--- EXTRACTED MATERIAL Enclosed Below ---

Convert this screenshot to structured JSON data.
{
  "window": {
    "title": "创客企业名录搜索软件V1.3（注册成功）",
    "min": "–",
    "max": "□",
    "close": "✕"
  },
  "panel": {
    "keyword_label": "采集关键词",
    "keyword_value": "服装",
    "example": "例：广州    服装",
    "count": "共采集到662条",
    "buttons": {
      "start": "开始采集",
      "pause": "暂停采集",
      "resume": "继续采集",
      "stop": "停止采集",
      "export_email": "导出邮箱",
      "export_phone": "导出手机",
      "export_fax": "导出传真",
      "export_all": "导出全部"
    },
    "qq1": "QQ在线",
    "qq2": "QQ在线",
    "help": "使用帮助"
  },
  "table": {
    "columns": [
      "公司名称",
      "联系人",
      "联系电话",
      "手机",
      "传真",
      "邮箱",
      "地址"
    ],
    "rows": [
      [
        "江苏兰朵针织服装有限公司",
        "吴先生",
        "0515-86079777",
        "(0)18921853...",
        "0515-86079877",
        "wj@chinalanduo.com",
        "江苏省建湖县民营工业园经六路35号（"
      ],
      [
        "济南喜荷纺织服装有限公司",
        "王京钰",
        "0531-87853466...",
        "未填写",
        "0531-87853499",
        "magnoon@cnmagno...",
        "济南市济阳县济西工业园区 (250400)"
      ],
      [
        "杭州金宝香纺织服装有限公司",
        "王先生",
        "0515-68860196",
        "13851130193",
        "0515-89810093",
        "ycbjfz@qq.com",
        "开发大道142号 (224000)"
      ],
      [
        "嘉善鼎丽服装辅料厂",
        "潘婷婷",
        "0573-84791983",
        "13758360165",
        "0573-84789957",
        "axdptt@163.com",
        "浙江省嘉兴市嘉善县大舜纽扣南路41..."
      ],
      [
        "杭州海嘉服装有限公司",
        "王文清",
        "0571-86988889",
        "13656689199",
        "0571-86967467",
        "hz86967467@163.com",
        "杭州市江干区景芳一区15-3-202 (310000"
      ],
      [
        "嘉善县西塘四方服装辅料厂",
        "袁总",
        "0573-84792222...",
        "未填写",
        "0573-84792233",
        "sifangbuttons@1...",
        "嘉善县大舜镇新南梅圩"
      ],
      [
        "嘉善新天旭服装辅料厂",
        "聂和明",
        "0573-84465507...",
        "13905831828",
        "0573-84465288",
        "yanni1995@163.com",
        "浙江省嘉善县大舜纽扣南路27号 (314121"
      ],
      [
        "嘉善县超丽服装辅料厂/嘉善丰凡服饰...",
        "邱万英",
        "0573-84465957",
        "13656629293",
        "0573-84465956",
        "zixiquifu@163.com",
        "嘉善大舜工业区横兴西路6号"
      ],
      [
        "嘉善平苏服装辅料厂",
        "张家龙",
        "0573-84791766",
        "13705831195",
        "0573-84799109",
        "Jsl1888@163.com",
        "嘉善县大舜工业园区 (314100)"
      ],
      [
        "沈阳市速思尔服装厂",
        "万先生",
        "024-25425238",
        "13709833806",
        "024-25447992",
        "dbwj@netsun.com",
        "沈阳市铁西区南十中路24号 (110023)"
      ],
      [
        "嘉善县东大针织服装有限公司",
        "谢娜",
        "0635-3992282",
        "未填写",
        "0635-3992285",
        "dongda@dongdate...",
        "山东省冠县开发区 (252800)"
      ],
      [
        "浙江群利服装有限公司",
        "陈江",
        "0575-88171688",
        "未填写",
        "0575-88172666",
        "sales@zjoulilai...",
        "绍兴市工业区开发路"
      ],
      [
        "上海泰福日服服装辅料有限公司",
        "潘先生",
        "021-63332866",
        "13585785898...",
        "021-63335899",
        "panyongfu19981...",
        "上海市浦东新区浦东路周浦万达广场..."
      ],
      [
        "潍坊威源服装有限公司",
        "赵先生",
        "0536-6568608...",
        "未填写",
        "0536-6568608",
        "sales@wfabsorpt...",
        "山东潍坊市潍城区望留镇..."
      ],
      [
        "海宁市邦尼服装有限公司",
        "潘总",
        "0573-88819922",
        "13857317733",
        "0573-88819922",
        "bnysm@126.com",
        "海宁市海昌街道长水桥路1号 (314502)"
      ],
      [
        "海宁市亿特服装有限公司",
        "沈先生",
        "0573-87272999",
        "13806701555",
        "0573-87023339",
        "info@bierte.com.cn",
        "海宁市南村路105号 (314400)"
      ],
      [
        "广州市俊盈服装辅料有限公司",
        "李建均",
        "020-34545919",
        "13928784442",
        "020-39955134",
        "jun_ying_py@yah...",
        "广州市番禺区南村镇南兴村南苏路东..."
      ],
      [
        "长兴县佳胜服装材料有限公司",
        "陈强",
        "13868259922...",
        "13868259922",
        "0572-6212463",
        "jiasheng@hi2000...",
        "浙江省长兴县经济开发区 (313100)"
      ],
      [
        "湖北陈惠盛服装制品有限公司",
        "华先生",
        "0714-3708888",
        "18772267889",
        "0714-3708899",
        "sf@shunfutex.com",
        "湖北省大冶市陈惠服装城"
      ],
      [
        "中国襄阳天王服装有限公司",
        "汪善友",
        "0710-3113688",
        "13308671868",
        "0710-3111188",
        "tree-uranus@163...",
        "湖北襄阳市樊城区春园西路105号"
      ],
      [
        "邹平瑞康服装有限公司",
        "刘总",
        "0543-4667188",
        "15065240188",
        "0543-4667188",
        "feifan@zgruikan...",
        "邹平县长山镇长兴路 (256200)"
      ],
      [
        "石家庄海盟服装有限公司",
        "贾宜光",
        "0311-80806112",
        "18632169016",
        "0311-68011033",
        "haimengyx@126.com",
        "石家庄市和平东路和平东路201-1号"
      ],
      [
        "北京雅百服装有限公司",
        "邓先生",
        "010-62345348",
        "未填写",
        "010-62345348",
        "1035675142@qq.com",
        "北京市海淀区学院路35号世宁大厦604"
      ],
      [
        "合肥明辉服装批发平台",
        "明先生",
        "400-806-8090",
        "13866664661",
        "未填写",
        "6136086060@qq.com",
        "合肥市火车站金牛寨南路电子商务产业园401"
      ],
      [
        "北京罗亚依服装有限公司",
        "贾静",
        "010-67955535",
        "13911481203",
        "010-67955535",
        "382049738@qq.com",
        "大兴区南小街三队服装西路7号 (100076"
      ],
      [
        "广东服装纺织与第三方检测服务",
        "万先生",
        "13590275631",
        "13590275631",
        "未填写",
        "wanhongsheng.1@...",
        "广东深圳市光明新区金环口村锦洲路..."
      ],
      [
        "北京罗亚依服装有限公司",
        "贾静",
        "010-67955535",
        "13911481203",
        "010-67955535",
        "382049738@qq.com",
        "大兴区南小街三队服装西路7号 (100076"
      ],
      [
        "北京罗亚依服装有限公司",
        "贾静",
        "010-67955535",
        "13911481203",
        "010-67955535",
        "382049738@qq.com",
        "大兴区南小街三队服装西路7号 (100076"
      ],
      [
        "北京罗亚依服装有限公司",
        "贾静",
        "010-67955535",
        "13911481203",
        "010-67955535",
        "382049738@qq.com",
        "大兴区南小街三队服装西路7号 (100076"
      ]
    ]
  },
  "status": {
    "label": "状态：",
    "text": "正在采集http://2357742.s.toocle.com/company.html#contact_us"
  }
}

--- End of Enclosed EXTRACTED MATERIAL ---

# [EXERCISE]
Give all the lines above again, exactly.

# [RESULT FOR THIS TASK]
Convert this screenshot to structured JSON data.
{
  "window": {
    "title": "创客企业名录搜索软件V1.3（注册成功）",
    "min": "–",
    "max": "□",
    "close": "✕"
  },
  "panel": {
    "keyword_label": "采集关键词",
    "keyword_value": "服装",
    "example": "例：广州    服装",
    "count": "共采集到662条",
    "buttons": {
      "start": "开始采集",
      "pause": "暂停采集",
      "resume": "继续采集",
      "stop": "停止采集",
      "export_email": "导出邮箱",
      "export_phone": "导出手机",
      "export_fax": "导出传真",
      "export_all": "导出全部"
    },
    "qq1": "QQ在线",
    "qq2": "QQ在线",
    "help": "使用帮助"
  },
  "table": {
    "columns": [
      "公司名称",
      "联系人",
      "联系电话",
      "手机",
      "传真",
      "邮箱",
      "地址"
    ],
    "rows": [
      [
        "江苏兰朵针织服装有限公司",
        "吴先生",
        "0515-86079777",
        "(0)18921853...",
        "0515-86079877",
        "wj@chinalanduo.com",
        "江苏省建湖县民营工业园经六路35号（"
      ],
      [
        "济南喜荷纺织服装有限公司",
        "王京钰",
        "0531-87853466...",
        "未填写",
        "0531-87853499",
        "magnoon@cnmagno...",
        "济南市济阳县济西工业园区 (250400)"
      ],
      [
        "杭州金宝香纺织服装有限公司",
        "王先生",
        "0515-68860196",
        "13851130193",
        "0515-89810093",
        "ycbjfz@qq.com",
        "开发大道142号 (224000)"
      ],
      [
        "嘉善鼎丽服装辅料厂",
        "潘婷婷",
        "0573-84791983",
        "13758360165",
        "0573-84789957",
        "axdptt@163.com",
        "浙江省嘉兴市嘉善县大舜纽扣南路41..."
      ],
      [
        "杭州海嘉服装有限公司",
        "王文清",
        "0571-86988889",
        "13656689199",
        "0571-86967467",
        "hz86967467@163.com",
        "杭州市江干区景芳一区15-3-202 (310000"
      ],
      [
        "嘉善县西塘四方服装辅料厂",
        "袁总",
        "0573-84792222...",
        "未填写",
        "0573-84792233",
        "sifangbuttons@1...",
        "嘉善县大舜镇新南梅圩"
      ],
      [
        "嘉善新天旭服装辅料厂",
        "聂和明",
        "0573-84465507...",
        "13905831828",
        "0573-84465288",
        "yanni1995@163.com",
        "浙江省嘉善县大舜纽扣南路27号 (314121"
      ],
      [
        "嘉善县超丽服装辅料厂/嘉善丰凡服饰...",
        "邱万英",
        "0573-84465957",
        "13656629293",
        "0573-84465956",
        "zixiquifu@163.com",
        "嘉善大舜工业区横兴西路6号"
      ],
      [
        "嘉善平苏服装辅料厂",
        "张家龙",
        "0573-84791766",
        "13705831195",
        "0573-84799109",
        "Jsl1888@163.com",
        "嘉善县大舜工业园区 (314100)"
      ],
      [
        "沈阳市速思尔服装厂",
        "万先生",
        "024-25425238",
        "13709833806",
        "024-25447992",
        "dbwj@netsun.com",
        "沈阳市铁西区南十中路24号 (110023)"
      ],
      [
        "嘉善县东大针织服装有限公司",
        "谢娜",
        "0635-3992282",
        "未填写",
        "0635-3992285",
        "dongda@dongdate...",
        "山东省冠县开发区 (252800)"
      ],
      [
        "浙江群利服装有限公司",
        "陈江",
        "0575-88171688",
        "未填写",
        "0575-88172666",
        "sales@zjoulilai...",
        "绍兴市工业区开发路"
      ],
      [
        "上海泰福日服服装辅料有限公司",
        "潘先生",
        "021-63332866",
        "13585785898...",
        "021-63335899",
        "panyongfu19981...",
        "上海市浦东新区浦东路周浦万达广场..."
      ],
      [
        "潍坊威源服装有限公司",
        "赵先生",
        "0536-6568608...",
        "未填写",
        "0536-6568608",
        "sales@wfabsorpt...",
        "山东潍坊市潍城区望留镇..."
      ],
      [
        "海宁市邦尼服装有限公司",
        "潘总",
        "0573-88819922",
        "13857317733",
        "0573-88819922",
        "bnysm@126.com",
        "海宁市海昌街道长水桥路1号 (314502)"
      ],
      [
        "海宁市亿特服装有限公司",
        "沈先生",
        "0573-87272999",
        "13806701555",
        "0573-87023339",
        "info@bierte.com.cn",
        "海宁市南村路105号 (314400)"
      ],
      [
        "广州市俊盈服装辅料有限公司",
        "李建均",
        "020-34545919",
        "13928784442",
        "020-39955134",
        "jun_ying_py@yah...",
        "广州市番禺区南村镇南兴村南苏路东..."
      ],
      [
        "长兴县佳胜服装材料有限公司",
        "陈强",
        "13868259922...",
        "13868259922",
        "0572-6212463",
        "jiasheng@hi2000...",
        "浙江省长兴县经济开发区 (313100)"
      ],
      [
        "湖北陈惠盛服装制品有限公司",
        "华先生",
        "0714-3708888",
        "18772267889",
        "0714-3708899",
        "sf@shunfutex.com",
        "湖北省大冶市陈惠服装城"
      ],
      [
        "中国襄阳天王服装有限公司",
        "汪善友",
        "0710-3113688",
        "13308671868",
        "0710-3111188",
        "tree-uranus@163...",
        "湖北襄阳市樊城区春园西路105号"
      ],
      [
        "邹平瑞康服装有限公司",
        "刘总",
        "0543-4667188",
        "15065240188",
        "0543-4667188",
        "feifan@zgruikan...",
        "邹平县长山镇长兴路 (256200)"
      ],
      [
        "石家庄海盟服装有限公司",
        "贾宜光",
        "0311-80806112",
        "18632169016",
        "0311-68011033",
        "haimengyx@126.com",
        "石家庄市和平东路和平东路201-1号"
      ],
      [
        "北京雅百服装有限公司",
        "邓先生",
        "010-62345348",
        "未填写",
        "010-62345348",
        "1035675142@qq.com",
        "北京市海淀区学院路35号世宁大厦604"
      ],
      [
        "合肥明辉服装批发平台",
        "明先生",
        "400-806-8090",
        "13866664661",
        "未填写",
        "6136086060@qq.com",
        "合肥市火车站金牛寨南路电子商务产业园401"
      ],
      [
        "北京罗亚依服装有限公司",
        "贾静",
        "010-67955535",
        "13911481203",
        "010-67955535",
        "382049738@qq.com",
        "大兴区南小街三队服装西路7号 (100076"
      ],
      [
        "广东服装纺织与第三方检测服务",
        "万先生",
        "13590275631",
        "13590275631",
        "未填写",
        "wanhongsheng.1@...",
        "广东深圳市光明新区金环口村锦洲路..."
      ],
      [
        "北京罗亚依服装有限公司",
        "贾静",
        "010-67955535",
        "13911481203",
        "010-67955535",
        "382049738@qq.com",
        "大兴区南小街三队服装西路7号 (100076"
      ],
      [
        "北京罗亚依服装有限公司",
        "贾静",
        "010-67955535",
        "13911481203",
        "010-67955535",
        "382049738@qq.com",
        "大兴区南小街三队服装西路7号 (100076"
      ],
      [
        "北京罗亚依服装有限公司",
        "贾静",
        "010-67955535",
        "13911481203",
        "010-67955535",
        "382049738@qq.com",
        "大兴区南小街三队服装西路7号 (100076"
      ]
    ]
  },
  "status": {
    "label": "状态：",
    "text": "正在采集http://2357742.s.toocle.com/company.html#contact_us"
  }
}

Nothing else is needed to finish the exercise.